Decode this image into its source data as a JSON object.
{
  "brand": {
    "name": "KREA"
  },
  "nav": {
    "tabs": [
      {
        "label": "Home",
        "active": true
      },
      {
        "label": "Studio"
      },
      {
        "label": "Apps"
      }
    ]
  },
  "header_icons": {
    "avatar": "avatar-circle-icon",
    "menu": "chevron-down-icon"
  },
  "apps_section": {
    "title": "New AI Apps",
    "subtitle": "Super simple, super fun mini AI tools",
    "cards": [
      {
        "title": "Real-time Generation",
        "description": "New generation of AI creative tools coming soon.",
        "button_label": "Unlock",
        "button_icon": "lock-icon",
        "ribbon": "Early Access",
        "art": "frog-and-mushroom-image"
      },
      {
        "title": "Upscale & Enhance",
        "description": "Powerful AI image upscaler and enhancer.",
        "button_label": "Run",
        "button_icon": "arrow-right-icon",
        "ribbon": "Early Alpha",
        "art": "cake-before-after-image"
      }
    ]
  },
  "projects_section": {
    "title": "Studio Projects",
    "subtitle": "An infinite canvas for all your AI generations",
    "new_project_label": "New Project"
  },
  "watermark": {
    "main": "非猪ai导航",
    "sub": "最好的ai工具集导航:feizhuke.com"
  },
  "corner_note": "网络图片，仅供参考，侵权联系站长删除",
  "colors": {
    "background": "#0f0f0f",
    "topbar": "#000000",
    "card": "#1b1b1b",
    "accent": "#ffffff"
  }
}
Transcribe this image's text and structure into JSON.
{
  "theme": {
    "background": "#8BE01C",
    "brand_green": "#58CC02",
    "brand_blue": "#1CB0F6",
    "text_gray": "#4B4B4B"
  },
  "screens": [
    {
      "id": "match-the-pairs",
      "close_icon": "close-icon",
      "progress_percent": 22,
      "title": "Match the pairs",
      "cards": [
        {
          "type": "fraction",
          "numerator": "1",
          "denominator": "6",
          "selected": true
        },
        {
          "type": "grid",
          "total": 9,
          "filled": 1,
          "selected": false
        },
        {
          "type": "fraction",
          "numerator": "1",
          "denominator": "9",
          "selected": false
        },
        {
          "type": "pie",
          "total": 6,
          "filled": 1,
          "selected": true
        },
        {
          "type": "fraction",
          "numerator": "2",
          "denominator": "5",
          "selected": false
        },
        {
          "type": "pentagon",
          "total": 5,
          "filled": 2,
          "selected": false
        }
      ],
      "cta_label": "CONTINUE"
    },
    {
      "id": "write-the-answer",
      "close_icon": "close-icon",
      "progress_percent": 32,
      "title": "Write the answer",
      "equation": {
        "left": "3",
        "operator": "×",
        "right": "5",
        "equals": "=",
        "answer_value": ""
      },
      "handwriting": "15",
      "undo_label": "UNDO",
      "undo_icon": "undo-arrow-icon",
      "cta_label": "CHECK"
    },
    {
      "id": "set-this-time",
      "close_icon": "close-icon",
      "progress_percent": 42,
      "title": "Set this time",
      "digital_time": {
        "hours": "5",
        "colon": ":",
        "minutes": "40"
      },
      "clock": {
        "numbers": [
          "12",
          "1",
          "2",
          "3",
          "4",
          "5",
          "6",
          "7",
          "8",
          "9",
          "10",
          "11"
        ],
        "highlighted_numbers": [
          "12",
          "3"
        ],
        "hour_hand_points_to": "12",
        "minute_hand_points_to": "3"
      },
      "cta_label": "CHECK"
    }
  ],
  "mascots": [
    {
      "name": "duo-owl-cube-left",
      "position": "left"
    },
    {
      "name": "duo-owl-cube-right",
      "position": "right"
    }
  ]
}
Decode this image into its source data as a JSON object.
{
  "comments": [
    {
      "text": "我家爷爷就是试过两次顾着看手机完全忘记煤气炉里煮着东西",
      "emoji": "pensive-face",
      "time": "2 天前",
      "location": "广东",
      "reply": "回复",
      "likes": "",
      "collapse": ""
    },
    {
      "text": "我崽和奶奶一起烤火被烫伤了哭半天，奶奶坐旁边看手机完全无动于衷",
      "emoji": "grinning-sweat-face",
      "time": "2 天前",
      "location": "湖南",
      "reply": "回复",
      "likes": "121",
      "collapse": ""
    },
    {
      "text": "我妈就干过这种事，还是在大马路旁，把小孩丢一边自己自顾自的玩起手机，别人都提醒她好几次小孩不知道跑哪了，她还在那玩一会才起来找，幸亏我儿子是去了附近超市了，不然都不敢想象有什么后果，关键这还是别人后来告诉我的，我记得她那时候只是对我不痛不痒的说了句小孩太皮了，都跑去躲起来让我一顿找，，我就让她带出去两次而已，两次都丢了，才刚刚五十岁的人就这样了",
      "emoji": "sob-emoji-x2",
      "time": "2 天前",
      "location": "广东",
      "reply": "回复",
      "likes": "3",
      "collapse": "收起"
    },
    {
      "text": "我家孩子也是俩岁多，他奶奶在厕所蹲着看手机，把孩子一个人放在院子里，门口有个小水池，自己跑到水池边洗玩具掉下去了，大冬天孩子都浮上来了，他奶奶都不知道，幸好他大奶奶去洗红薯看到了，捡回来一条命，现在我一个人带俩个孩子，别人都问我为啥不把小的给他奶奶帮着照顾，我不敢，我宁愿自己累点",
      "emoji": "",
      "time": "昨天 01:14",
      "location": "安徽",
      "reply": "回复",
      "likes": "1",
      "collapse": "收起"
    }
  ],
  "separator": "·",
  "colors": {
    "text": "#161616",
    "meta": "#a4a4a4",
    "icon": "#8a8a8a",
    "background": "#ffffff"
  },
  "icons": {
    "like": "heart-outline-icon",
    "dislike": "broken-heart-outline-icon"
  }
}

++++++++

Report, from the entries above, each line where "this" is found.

Decode this image into its source data as a JSON object.
Transcribe this image's text and structure into JSON.
      "id": "set-this-time",
      "title": "Set this time",
Decode this image into its source data as a JSON object.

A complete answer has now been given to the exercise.